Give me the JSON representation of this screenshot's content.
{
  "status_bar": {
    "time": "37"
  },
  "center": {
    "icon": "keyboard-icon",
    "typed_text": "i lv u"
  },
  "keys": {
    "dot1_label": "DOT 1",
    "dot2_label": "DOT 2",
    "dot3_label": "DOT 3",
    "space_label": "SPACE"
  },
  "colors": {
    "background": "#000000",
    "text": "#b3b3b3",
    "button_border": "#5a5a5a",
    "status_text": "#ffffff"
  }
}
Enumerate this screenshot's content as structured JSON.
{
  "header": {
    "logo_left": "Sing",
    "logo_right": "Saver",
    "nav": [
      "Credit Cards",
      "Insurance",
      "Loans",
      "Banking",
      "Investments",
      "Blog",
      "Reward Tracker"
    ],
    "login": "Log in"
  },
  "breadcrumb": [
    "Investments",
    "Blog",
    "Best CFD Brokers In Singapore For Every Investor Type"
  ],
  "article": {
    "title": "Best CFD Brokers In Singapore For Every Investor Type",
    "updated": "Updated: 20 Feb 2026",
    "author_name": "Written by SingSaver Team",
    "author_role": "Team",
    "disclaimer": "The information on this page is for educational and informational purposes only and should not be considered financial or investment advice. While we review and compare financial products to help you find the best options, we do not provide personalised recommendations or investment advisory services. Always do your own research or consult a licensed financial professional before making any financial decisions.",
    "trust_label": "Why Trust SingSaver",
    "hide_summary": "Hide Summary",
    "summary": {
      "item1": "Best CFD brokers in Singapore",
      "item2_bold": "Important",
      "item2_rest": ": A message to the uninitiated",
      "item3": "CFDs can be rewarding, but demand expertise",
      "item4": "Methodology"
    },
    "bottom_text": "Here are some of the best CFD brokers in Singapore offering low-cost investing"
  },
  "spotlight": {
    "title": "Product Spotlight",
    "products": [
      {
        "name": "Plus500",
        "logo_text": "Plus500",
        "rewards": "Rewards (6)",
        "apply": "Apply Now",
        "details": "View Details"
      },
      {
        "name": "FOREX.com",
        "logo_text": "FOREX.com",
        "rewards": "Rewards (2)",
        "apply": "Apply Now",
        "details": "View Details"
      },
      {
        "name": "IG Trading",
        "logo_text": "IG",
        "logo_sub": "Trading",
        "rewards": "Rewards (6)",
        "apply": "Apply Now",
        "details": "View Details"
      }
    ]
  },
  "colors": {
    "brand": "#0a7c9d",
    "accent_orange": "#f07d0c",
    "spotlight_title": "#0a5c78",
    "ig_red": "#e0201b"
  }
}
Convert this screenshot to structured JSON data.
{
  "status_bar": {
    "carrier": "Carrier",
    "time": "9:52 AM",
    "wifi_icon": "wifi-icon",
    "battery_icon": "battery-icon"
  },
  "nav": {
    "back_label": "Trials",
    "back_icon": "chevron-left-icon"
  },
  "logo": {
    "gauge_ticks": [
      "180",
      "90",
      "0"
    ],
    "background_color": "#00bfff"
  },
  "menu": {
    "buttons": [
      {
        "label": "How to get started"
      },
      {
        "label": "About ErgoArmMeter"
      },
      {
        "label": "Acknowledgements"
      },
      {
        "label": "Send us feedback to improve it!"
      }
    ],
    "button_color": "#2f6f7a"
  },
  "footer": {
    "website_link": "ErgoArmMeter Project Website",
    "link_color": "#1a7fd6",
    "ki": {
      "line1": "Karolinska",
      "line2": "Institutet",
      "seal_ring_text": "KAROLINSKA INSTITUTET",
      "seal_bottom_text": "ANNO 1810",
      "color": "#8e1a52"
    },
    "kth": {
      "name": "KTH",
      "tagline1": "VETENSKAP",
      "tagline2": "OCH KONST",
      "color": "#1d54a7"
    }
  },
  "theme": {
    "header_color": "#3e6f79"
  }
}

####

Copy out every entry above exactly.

> Task response
Give me the JSON representation of this screenshot's content.
{
  "status_bar": {
    "time": "37"
  },
  "center": {
    "icon": "keyboard-icon",
    "typed_text": "i lv u"
  },
  "keys": {
    "dot1_label": "DOT 1",
    "dot2_label": "DOT 2",
    "dot3_label": "DOT 3",
    "space_label": "SPACE"
  },
  "colors": {
    "background": "#000000",
    "text": "#b3b3b3",
    "button_border": "#5a5a5a",
    "status_text": "#ffffff"
  }
}
Enumerate this screenshot's content as structured JSON.
{
  "header": {
    "logo_left": "Sing",
    "logo_right": "Saver",
    "nav": [
      "Credit Cards",
      "Insurance",
      "Loans",
      "Banking",
      "Investments",
      "Blog",
      "Reward Tracker"
    ],
    "login": "Log in"
  },
  "breadcrumb": [
    "Investments",
    "Blog",
    "Best CFD Brokers In Singapore For Every Investor Type"
  ],
  "article": {
    "title": "Best CFD Brokers In Singapore For Every Investor Type",
    "updated": "Updated: 20 Feb 2026",
    "author_name": "Written by SingSaver Team",
    "author_role": "Team",
    "disclaimer": "The information on this page is for educational and informational purposes only and should not be considered financial or investment advice. While we review and compare financial products to help you find the best options, we do not provide personalised recommendations or investment advisory services. Always do your own research or consult a licensed financial professional before making any financial decisions.",
    "trust_label": "Why Trust SingSaver",
    "hide_summary": "Hide Summary",
    "summary": {
      "item1": "Best CFD brokers in Singapore",
      "item2_bold": "Important",
      "item2_rest": ": A message to the uninitiated",
      "item3": "CFDs can be rewarding, but demand expertise",
      "item4": "Methodology"
    },
    "bottom_text": "Here are some of the best CFD brokers in Singapore offering low-cost investing"
  },
  "spotlight": {
    "title": "Product Spotlight",
    "products": [
      {
        "name": "Plus500",
        "logo_text": "Plus500",
        "rewards": "Rewards (6)",
        "apply": "Apply Now",
        "details": "View Details"
      },
      {
        "name": "FOREX.com",
        "logo_text": "FOREX.com",
        "rewards": "Rewards (2)",
        "apply": "Apply Now",
        "details": "View Details"
      },
      {
        "name": "IG Trading",
        "logo_text": "IG",
        "logo_sub": "Trading",
        "rewards": "Rewards (6)",
        "apply": "Apply Now",
        "details": "View Details"
      }
    ]
  },
  "colors": {
    "brand": "#0a7c9d",
    "accent_orange": "#f07d0c",
    "spotlight_title": "#0a5c78",
    "ig_red": "#e0201b"
  }
}
Convert this screenshot to structured JSON data.
{
  "status_bar": {
    "carrier": "Carrier",
    "time": "9:52 AM",
    "wifi_icon": "wifi-icon",
    "battery_icon": "battery-icon"
  },
  "nav": {
    "back_label": "Trials",
    "back_icon": "chevron-left-icon"
  },
  "logo": {
    "gauge_ticks": [
      "180",
      "90",
      "0"
    ],
    "background_color": "#00bfff"
  },
  "menu": {
    "buttons": [
      {
        "label": "How to get started"
      },
      {
        "label": "About ErgoArmMeter"
      },
      {
        "label": "Acknowledgements"
      },
      {
        "label": "Send us feedback to improve it!"
      }
    ],
    "button_color": "#2f6f7a"
  },
  "footer": {
    "website_link": "ErgoArmMeter Project Website",
    "link_color": "#1a7fd6",
    "ki": {
      "line1": "Karolinska",
      "line2": "Institutet",
      "seal_ring_text": "KAROLINSKA INSTITUTET",
      "seal_bottom_text": "ANNO 1810",
      "color": "#8e1a52"
    },
    "kth": {
      "name": "KTH",
      "tagline1": "VETENSKAP",
      "tagline2": "OCH KONST",
      "color": "#1d54a7"
    }
  },
  "theme": {
    "header_color": "#3e6f79"
  }
}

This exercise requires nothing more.